*** Opening of Records for the task ***

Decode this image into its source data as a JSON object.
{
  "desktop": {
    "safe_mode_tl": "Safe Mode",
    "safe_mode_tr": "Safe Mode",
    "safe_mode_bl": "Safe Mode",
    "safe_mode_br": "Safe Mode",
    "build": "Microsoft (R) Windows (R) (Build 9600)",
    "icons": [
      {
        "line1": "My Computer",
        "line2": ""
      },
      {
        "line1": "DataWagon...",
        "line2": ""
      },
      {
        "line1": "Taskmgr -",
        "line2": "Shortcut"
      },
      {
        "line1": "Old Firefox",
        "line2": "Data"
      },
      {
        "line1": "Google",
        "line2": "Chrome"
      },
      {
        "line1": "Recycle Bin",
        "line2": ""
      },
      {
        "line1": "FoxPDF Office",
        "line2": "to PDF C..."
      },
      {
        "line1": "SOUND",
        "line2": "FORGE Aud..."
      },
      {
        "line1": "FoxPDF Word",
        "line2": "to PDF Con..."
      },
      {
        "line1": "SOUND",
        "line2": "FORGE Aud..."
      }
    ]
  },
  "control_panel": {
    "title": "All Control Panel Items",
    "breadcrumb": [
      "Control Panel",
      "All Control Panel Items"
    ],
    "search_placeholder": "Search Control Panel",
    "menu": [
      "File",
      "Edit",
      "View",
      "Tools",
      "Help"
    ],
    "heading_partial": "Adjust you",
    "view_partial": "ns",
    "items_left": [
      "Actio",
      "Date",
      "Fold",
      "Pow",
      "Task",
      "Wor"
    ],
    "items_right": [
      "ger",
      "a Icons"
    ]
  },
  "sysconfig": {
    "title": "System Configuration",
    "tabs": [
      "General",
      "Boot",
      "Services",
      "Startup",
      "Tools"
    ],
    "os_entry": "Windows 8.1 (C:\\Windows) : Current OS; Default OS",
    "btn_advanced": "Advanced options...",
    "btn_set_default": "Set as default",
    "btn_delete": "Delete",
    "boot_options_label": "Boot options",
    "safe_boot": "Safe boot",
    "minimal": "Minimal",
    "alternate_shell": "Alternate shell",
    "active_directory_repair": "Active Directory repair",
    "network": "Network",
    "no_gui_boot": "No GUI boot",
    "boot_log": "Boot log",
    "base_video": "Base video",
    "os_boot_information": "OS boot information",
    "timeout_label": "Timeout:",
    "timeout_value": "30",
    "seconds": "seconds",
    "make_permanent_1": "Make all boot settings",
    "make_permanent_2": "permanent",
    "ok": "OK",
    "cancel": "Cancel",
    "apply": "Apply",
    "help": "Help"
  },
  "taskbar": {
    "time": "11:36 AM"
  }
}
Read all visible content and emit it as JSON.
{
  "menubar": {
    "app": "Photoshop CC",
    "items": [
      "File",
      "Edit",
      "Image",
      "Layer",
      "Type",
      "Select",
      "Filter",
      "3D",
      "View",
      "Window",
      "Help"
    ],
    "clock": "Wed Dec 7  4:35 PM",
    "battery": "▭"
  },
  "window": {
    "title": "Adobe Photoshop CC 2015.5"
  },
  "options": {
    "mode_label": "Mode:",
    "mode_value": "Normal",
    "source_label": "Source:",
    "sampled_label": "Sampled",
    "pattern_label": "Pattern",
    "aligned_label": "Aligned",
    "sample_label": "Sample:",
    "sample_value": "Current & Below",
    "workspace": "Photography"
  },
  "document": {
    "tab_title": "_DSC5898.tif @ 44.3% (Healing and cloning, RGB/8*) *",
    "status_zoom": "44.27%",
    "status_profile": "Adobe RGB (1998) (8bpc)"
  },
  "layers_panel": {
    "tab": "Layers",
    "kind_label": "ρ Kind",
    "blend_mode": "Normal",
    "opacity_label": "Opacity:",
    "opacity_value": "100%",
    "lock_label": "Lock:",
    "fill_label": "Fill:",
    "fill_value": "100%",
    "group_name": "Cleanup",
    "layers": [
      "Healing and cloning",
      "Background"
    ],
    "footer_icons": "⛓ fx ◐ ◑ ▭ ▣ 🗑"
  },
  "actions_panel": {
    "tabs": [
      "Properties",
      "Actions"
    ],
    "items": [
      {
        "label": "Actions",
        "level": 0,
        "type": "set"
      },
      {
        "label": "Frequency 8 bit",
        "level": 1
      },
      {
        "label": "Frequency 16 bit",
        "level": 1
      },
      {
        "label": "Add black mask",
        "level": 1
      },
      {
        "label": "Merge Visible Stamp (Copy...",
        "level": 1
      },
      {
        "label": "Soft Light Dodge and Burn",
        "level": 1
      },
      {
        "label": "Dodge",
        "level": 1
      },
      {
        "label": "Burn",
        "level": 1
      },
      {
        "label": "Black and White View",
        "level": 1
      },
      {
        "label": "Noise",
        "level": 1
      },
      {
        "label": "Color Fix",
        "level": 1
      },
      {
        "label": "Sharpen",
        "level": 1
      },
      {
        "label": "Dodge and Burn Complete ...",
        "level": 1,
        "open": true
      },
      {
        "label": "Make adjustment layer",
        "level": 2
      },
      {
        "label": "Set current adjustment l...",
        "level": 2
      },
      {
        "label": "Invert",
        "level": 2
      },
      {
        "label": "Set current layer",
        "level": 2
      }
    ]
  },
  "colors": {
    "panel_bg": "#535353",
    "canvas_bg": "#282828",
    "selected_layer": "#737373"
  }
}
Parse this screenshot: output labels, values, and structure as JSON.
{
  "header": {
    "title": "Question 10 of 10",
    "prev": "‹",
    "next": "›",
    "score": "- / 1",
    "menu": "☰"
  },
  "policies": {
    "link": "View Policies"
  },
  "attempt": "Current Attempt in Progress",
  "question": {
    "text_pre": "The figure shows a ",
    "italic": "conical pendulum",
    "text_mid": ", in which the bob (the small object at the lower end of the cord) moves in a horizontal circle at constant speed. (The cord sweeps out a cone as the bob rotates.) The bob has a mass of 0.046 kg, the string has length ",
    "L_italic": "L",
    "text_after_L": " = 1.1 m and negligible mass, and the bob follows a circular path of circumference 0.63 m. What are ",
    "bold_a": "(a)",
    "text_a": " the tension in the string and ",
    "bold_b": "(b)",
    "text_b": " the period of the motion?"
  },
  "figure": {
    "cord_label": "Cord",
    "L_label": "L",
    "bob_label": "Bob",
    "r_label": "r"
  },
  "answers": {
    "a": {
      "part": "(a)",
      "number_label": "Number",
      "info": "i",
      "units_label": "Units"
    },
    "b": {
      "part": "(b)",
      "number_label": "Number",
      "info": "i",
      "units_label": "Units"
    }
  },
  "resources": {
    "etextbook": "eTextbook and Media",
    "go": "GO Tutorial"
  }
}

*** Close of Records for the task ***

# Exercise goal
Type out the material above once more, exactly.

# Solution to the problem
Decode this image into its source data as a JSON object.
{
  "desktop": {
    "safe_mode_tl": "Safe Mode",
    "safe_mode_tr": "Safe Mode",
    "safe_mode_bl": "Safe Mode",
    "safe_mode_br": "Safe Mode",
    "build": "Microsoft (R) Windows (R) (Build 9600)",
    "icons": [
      {
        "line1": "My Computer",
        "line2": ""
      },
      {
        "line1": "DataWagon...",
        "line2": ""
      },
      {
        "line1": "Taskmgr -",
        "line2": "Shortcut"
      },
      {
        "line1": "Old Firefox",
        "line2": "Data"
      },
      {
        "line1": "Google",
        "line2": "Chrome"
      },
      {
        "line1": "Recycle Bin",
        "line2": ""
      },
      {
        "line1": "FoxPDF Office",
        "line2": "to PDF C..."
      },
      {
        "line1": "SOUND",
        "line2": "FORGE Aud..."
      },
      {
        "line1": "FoxPDF Word",
        "line2": "to PDF Con..."
      },
      {
        "line1": "SOUND",
        "line2": "FORGE Aud..."
      }
    ]
  },
  "control_panel": {
    "title": "All Control Panel Items",
    "breadcrumb": [
      "Control Panel",
      "All Control Panel Items"
    ],
    "search_placeholder": "Search Control Panel",
    "menu": [
      "File",
      "Edit",
      "View",
      "Tools",
      "Help"
    ],
    "heading_partial": "Adjust you",
    "view_partial": "ns",
    "items_left": [
      "Actio",
      "Date",
      "Fold",
      "Pow",
      "Task",
      "Wor"
    ],
    "items_right": [
      "ger",
      "a Icons"
    ]
  },
  "sysconfig": {
    "title": "System Configuration",
    "tabs": [
      "General",
      "Boot",
      "Services",
      "Startup",
      "Tools"
    ],
    "os_entry": "Windows 8.1 (C:\\Windows) : Current OS; Default OS",
    "btn_advanced": "Advanced options...",
    "btn_set_default": "Set as default",
    "btn_delete": "Delete",
    "boot_options_label": "Boot options",
    "safe_boot": "Safe boot",
    "minimal": "Minimal",
    "alternate_shell": "Alternate shell",
    "active_directory_repair": "Active Directory repair",
    "network": "Network",
    "no_gui_boot": "No GUI boot",
    "boot_log": "Boot log",
    "base_video": "Base video",
    "os_boot_information": "OS boot information",
    "timeout_label": "Timeout:",
    "timeout_value": "30",
    "seconds": "seconds",
    "make_permanent_1": "Make all boot settings",
    "make_permanent_2": "permanent",
    "ok": "OK",
    "cancel": "Cancel",
    "apply": "Apply",
    "help": "Help"
  },
  "taskbar": {
    "time": "11:36 AM"
  }
}
Read all visible content and emit it as JSON.
{
  "menubar": {
    "app": "Photoshop CC",
    "items": [
      "File",
      "Edit",
      "Image",
      "Layer",
      "Type",
      "Select",
      "Filter",
      "3D",
      "View",
      "Window",
      "Help"
    ],
    "clock": "Wed Dec 7  4:35 PM",
    "battery": "▭"
  },
  "window": {
    "title": "Adobe Photoshop CC 2015.5"
  },
  "options": {
    "mode_label": "Mode:",
    "mode_value": "Normal",
    "source_label": "Source:",
    "sampled_label": "Sampled",
    "pattern_label": "Pattern",
    "aligned_label": "Aligned",
    "sample_label": "Sample:",
    "sample_value": "Current & Below",
    "workspace": "Photography"
  },
  "document": {
    "tab_title": "_DSC5898.tif @ 44.3% (Healing and cloning, RGB/8*) *",
    "status_zoom": "44.27%",
    "status_profile": "Adobe RGB (1998) (8bpc)"
  },
  "layers_panel": {
    "tab": "Layers",
    "kind_label": "ρ Kind",
    "blend_mode": "Normal",
    "opacity_label": "Opacity:",
    "opacity_value": "100%",
    "lock_label": "Lock:",
    "fill_label": "Fill:",
    "fill_value": "100%",
    "group_name": "Cleanup",
    "layers": [
      "Healing and cloning",
      "Background"
    ],
    "footer_icons": "⛓ fx ◐ ◑ ▭ ▣ 🗑"
  },
  "actions_panel": {
    "tabs": [
      "Properties",
      "Actions"
    ],
    "items": [
      {
        "label": "Actions",
        "level": 0,
        "type": "set"
      },
      {
        "label": "Frequency 8 bit",
        "level": 1
      },
      {
        "label": "Frequency 16 bit",
        "level": 1
      },
      {
        "label": "Add black mask",
        "level": 1
      },
      {
        "label": "Merge Visible Stamp (Copy...",
        "level": 1
      },
      {
        "label": "Soft Light Dodge and Burn",
        "level": 1
      },
      {
        "label": "Dodge",
        "level": 1
      },
      {
        "label": "Burn",
        "level": 1
      },
      {
        "label": "Black and White View",
        "level": 1
      },
      {
        "label": "Noise",
        "level": 1
      },
      {
        "label": "Color Fix",
        "level": 1
      },
      {
        "label": "Sharpen",
        "level": 1
      },
      {
        "label": "Dodge and Burn Complete ...",
        "level": 1,
        "open": true
      },
      {
        "label": "Make adjustment layer",
        "level": 2
      },
      {
        "label": "Set current adjustment l...",
        "level": 2
      },
      {
        "label": "Invert",
        "level": 2
      },
      {
        "label": "Set current layer",
        "level": 2
      }
    ]
  },
  "colors": {
    "panel_bg": "#535353",
    "canvas_bg": "#282828",
    "selected_layer": "#737373"
  }
}
Parse this screenshot: output labels, values, and structure as JSON.
{
  "header": {
    "title": "Question 10 of 10",
    "prev": "‹",
    "next": "›",
    "score": "- / 1",
    "menu": "☰"
  },
  "policies": {
    "link": "View Policies"
  },
  "attempt": "Current Attempt in Progress",
  "question": {
    "text_pre": "The figure shows a ",
    "italic": "conical pendulum",
    "text_mid": ", in which the bob (the small object at the lower end of the cord) moves in a horizontal circle at constant speed. (The cord sweeps out a cone as the bob rotates.) The bob has a mass of 0.046 kg, the string has length ",
    "L_italic": "L",
    "text_after_L": " = 1.1 m and negligible mass, and the bob follows a circular path of circumference 0.63 m. What are ",
    "bold_a": "(a)",
    "text_a": " the tension in the string and ",
    "bold_b": "(b)",
    "text_b": " the period of the motion?"
  },
  "figure": {
    "cord_label": "Cord",
    "L_label": "L",
    "bob_label": "Bob",
    "r_label": "r"
  },
  "answers": {
    "a": {
      "part": "(a)",
      "number_label": "Number",
      "info": "i",
      "units_label": "Units"
    },
    "b": {
      "part": "(b)",
      "number_label": "Number",
      "info": "i",
      "units_label": "Units"
    }
  },
  "resources": {
    "etextbook": "eTextbook and Media",
    "go": "GO Tutorial"
  }
}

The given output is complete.